Six students attended and each made a beautiful, early period stepped down horn. This task was completed in four Saturday afternoons in March 2014. One student was a 15 year old that already won a ribbon at Dixon’s last year in the junior category. He was invited to take the course at no charge. Every year Frank Willis, the instructor (and HCH Journeyman Horner), sponsors a youngster who gets to attend the class at no charge.
Many of the students that take the class become Horn Guild members and they are all encouraged to enter their work at Dixon’s Gunmakers Fair in Kepton, Pennsylvania.
A special HCH thanks to Guild members, Hoyt Masterdon, Gary Steele, and John Kochey, who assisted Frank Willis in teaching the class. Also, a big thank you to Roland Cadle and Village Restorations who donating the horns that were used in the class.
All the fees collected are donated to the Jacobsburg Historical Society. The next class is scheduled for January 2015. For more information or to reserve a spot contact Frank Willis at (908-246-8935908-246-8935) or email@example.com
Build a Powder Horn and then color and decorate it with period dyes and stains!
If you can help, please send an email to: curator(put @ here)hornguild.org. Please put “Mystery Horn” in the Subject Line. Thanks, Rick Sheets
The class began with a lecture on screw-tip powder horns in general and the specific historic significance of the Early Philadelphia style. Several original examples of this style were on hand for reference, along with additional contemporary examples. Following the lecture, question and answer period and distribution of the course syllabus, work began in earnest.
Instructor Art DeCamp and his assistant Jim Pease helped all the participants in the class learn how to heat and shape the horn body, turn its ends true in the lathe, cut and fit a horn band, drill, bore and fit the applied collar, turn and thread the internal screw tip, and develop their lathe turning skills on both horn and wood to the point that each was able to produce a very nice rendition of the French & Indian War period style horn that was made in Philadelphia, PA in the late 1750′s through the early 1770′s. With four individual turned horn pieces, and one wood piece this internal screw-tip style horn is one of the most complex types that can be replicated.
The participants came from near and far and included:
- Daniel Boling, Maryville, TN
- Jeff Gier, West Liberty, OH
- David Gundrum, Fortville, IN
- Walter Mabry, Jackson, MS

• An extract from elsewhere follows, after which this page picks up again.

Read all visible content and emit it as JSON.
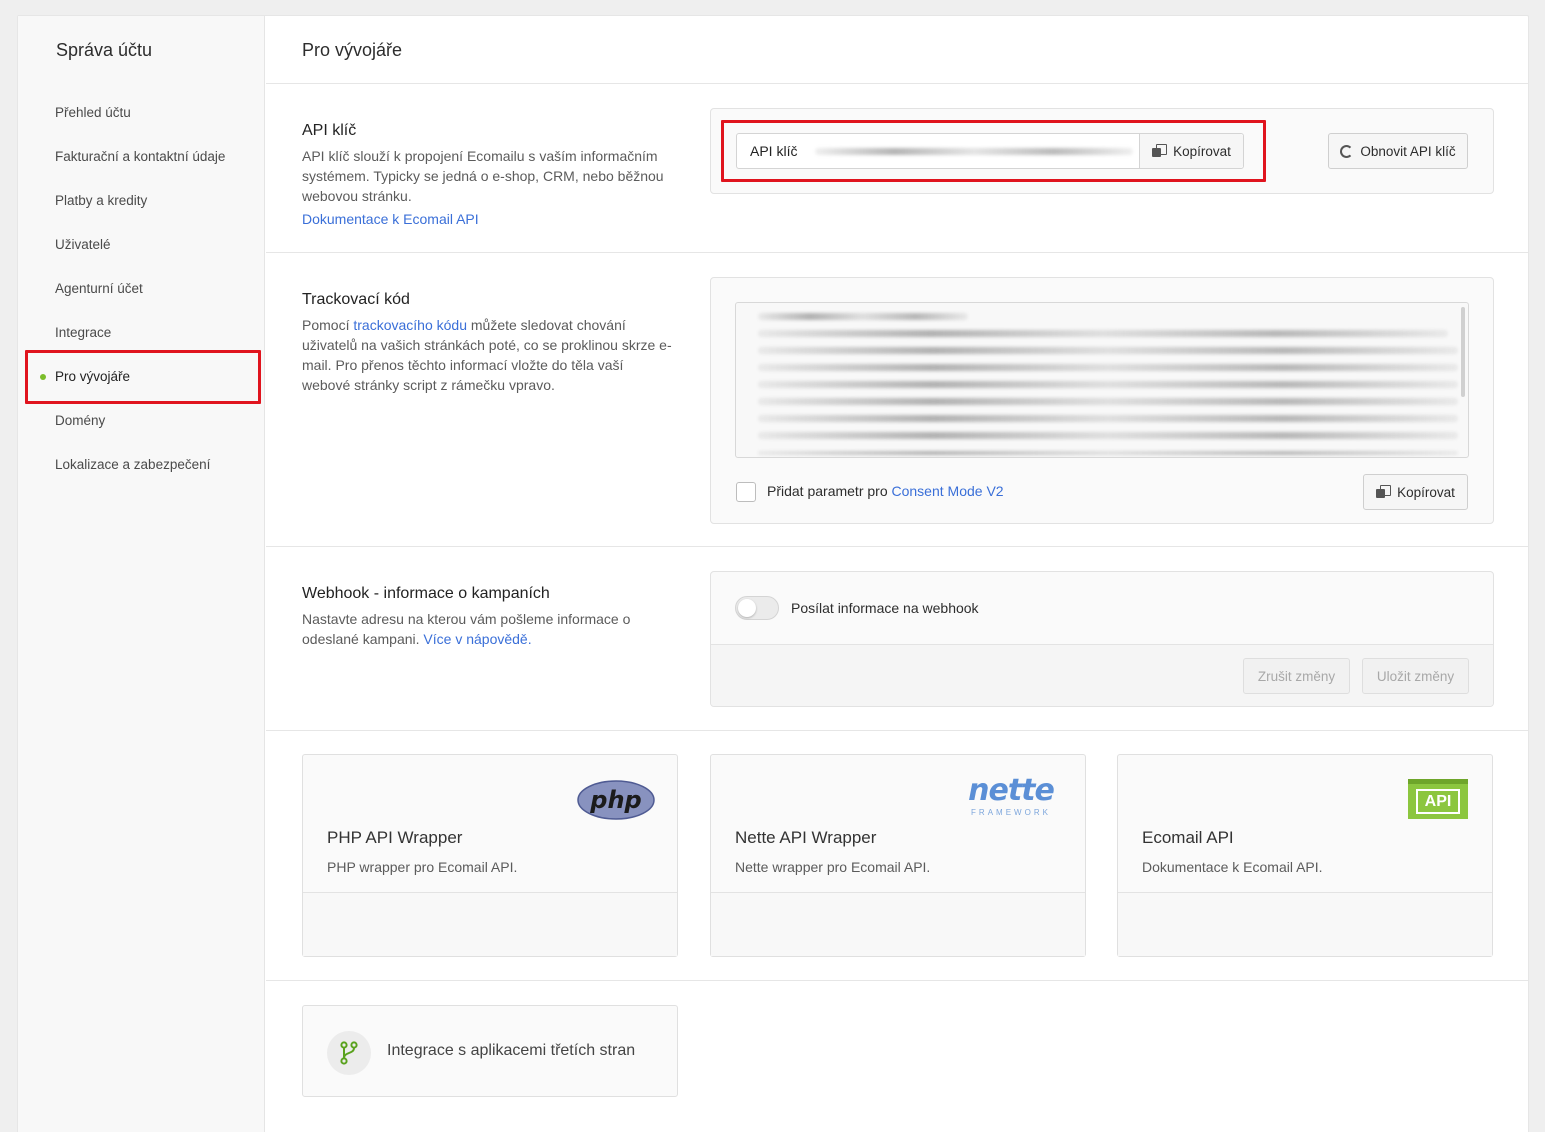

- Rex Reddick, Denison, TX
- Chris DeCamillis, Traverse City, MI
- Joe Rushton, Tipton, IN
- Brian Shrader, Marion, IN
- Glenn Sutt, Olympia, WA
- Kevin Walden, Russiaville, IN
To see more of Art DeCamp’s Master level work, go to his website at: www.artspowderhorns.com.
One of the things that make this Guild a great organization is the willingness of it’s members to put their shoulder to the wheel and help out- and raising funds to continue the Guild’s many programs is no exception!
So, are you willing to help? As the Guild continues to raise funds through various raffles, we are in need of items, made by Guild members, to raffle off. Whether horn work is your specialty, or some other form of period craft, please consider donating and item/items to our Guild, your Guild.
To participate, please contact Kris Polizzi at firstname.lastname@example.org .